GRANT REPLICATION SLAVE ON *.* TO 'sleve_replication_user_account'@'%' 
  IDENTIFIED BY 'your_password';


Step 2. Setup your Master.

Login to your “master” mysql server phpmyadmin and go to the replication tab, under Master configuration select set the options as your require:mysql1

Then copy the generated by PhpMyAdmin config and paste it to your my.cnf config file and restart your mysql server.

Go back to your phpmyadmin installation to verify that everything is working OK:


Step 3. Setup your Slave.

Open Phpmyadmin on your slave go to replication tab and fill in the bits:


Don’t forget to add the server-id to the slave my.cnf config.

Then add list of databases you want to replicate:


This should match the config on your Master. Save your config and restart the mysql service.

Step 4. Export your DBs on Master to sql file



Then use Phpmyadmin to export one by one all the databases that you want to replicate.

Step 5. Import your DBs on Slave from exported sql files

Transfer exported sql files from Master to Slave.

log into MySQL, and create the databases:

mysql -u root -p
CREATE DATABASE `database_name1`;

then import the data:

mysql -u root -p database_name1  </home/my_home_dir/database_name1.sql


Step 6. Get it all running.

Now we are ready to kick things off. We need to find the position the Master is at in the logs.

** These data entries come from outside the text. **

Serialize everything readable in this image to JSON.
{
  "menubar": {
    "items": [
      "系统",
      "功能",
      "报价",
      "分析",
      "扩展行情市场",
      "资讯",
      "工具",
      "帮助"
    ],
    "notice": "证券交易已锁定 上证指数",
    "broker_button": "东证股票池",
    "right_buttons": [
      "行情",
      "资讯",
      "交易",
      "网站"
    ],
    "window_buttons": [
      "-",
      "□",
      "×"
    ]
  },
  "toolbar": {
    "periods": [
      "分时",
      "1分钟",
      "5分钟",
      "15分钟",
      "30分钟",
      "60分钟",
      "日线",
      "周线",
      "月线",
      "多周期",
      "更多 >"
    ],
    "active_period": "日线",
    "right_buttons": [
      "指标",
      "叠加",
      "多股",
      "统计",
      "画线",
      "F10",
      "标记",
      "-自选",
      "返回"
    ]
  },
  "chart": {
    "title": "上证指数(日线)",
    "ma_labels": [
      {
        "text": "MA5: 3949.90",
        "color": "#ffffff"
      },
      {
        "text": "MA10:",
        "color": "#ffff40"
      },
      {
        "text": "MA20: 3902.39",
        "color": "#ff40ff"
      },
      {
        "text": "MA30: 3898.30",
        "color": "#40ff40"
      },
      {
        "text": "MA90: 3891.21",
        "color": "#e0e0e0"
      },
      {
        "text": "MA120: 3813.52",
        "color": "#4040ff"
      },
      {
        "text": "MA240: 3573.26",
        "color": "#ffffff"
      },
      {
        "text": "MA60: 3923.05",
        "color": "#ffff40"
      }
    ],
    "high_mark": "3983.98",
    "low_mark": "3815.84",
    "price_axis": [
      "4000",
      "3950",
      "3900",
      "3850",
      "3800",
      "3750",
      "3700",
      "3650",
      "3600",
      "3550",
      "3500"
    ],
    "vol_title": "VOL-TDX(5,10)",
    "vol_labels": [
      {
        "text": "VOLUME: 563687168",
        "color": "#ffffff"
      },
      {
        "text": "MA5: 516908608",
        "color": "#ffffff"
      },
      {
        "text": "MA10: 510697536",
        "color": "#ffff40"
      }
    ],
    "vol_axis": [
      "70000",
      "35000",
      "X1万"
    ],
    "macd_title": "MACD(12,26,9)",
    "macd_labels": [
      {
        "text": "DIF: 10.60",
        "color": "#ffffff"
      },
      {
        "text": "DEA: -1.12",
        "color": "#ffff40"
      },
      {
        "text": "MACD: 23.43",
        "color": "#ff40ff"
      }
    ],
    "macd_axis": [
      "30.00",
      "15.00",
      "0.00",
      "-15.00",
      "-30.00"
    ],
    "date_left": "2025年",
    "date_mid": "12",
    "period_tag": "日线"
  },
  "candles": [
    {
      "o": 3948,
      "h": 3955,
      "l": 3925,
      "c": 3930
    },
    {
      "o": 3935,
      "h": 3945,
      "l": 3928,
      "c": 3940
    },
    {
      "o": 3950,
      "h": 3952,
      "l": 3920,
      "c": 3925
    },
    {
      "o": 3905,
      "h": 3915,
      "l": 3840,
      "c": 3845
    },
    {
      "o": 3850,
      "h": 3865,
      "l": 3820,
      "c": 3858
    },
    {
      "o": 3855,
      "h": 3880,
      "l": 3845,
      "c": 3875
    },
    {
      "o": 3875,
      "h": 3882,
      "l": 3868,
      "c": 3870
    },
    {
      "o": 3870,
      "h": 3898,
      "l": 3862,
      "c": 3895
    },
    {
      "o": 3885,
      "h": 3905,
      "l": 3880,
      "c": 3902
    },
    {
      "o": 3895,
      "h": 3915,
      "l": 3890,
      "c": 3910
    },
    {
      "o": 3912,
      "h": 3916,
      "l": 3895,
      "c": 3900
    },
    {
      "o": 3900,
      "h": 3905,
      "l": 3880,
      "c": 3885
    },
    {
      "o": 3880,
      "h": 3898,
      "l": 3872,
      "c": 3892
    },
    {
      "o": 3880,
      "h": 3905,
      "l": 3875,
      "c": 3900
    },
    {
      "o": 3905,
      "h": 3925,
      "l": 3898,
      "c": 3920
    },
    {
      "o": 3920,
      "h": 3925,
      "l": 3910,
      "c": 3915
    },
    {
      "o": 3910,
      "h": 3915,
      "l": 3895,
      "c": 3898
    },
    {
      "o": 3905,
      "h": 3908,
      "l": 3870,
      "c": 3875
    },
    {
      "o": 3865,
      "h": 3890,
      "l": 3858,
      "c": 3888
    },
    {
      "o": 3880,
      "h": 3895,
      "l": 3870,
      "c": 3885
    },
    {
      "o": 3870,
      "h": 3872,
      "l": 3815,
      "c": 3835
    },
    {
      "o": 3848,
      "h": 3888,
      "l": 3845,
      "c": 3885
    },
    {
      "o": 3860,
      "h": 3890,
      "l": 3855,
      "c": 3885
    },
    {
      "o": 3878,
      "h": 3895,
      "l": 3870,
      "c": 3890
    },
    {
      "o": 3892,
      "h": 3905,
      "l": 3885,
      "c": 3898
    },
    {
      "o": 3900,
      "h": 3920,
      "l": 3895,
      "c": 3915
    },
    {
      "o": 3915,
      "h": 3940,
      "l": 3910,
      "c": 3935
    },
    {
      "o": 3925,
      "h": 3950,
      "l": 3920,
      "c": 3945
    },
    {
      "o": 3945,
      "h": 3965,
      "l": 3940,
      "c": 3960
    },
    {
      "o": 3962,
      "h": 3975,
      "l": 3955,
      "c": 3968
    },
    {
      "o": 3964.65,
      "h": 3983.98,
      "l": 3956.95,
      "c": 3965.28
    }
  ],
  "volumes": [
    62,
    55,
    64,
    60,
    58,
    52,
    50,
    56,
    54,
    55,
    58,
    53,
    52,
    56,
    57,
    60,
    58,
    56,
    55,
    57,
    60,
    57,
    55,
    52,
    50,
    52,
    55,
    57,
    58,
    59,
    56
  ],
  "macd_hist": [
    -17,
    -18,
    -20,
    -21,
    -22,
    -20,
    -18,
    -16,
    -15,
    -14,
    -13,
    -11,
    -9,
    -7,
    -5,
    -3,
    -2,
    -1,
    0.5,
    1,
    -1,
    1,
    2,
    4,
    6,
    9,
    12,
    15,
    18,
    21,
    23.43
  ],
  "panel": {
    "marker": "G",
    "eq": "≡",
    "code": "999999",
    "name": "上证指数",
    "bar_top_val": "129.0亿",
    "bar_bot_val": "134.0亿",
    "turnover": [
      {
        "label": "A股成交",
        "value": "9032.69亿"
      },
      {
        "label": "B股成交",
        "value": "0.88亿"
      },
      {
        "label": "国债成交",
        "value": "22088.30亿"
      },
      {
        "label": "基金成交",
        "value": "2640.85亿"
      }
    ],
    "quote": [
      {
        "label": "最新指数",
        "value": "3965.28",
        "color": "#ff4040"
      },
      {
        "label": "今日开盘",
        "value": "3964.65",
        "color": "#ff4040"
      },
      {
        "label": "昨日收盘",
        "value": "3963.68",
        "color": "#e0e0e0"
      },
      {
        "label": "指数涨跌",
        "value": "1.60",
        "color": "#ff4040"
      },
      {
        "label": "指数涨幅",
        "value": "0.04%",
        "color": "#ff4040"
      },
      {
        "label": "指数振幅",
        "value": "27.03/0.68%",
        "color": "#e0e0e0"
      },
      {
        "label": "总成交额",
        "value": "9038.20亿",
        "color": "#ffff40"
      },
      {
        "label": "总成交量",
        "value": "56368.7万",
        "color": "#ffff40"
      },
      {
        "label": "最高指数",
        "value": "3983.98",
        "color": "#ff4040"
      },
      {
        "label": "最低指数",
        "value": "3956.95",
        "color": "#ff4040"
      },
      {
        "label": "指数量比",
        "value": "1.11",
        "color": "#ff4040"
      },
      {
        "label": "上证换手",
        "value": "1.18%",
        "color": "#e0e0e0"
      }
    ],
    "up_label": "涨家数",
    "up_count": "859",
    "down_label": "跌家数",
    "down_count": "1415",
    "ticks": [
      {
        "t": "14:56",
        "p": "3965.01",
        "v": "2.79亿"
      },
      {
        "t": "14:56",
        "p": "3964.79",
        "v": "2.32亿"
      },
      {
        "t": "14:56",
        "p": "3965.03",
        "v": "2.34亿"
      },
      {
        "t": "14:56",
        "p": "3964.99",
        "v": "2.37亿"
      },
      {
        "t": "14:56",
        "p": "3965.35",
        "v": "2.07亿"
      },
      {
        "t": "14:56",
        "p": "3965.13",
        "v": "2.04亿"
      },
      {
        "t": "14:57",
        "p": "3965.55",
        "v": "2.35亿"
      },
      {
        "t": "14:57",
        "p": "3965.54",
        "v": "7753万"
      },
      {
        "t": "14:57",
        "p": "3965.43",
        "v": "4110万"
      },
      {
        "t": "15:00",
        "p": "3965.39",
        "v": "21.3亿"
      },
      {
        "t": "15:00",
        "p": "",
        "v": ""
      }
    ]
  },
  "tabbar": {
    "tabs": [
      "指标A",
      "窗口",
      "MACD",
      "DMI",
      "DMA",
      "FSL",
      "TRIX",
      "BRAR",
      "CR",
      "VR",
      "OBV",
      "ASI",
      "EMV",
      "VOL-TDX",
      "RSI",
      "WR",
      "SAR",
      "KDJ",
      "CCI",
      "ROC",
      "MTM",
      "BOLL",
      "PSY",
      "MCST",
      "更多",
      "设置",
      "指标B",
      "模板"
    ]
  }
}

So, log into MySQL on your Master and run the following:

 mysql -u root -p


| File                | Position | Binlog_Do_DB         | Binlog_Ignore_DB |
| mysql-bin.000076    | 00027442 | database_name1;      |                  |

make note of this and login to MySql on your Slave:

mysql -u root -p
slave stop;
    MASTER_PASSWORD='slave_password', MASTER_LOG_FILE='mysql-bin.000076', 
slave start;

where AA.BB.CC.DD is your Master IP address

then go back to the Master and run:

unlock tables;

And that is pretty much it.



If the servers get out of sync run this on the Slave:


Note: MASTER_LOG_FILE must be the last file where it stop from replicating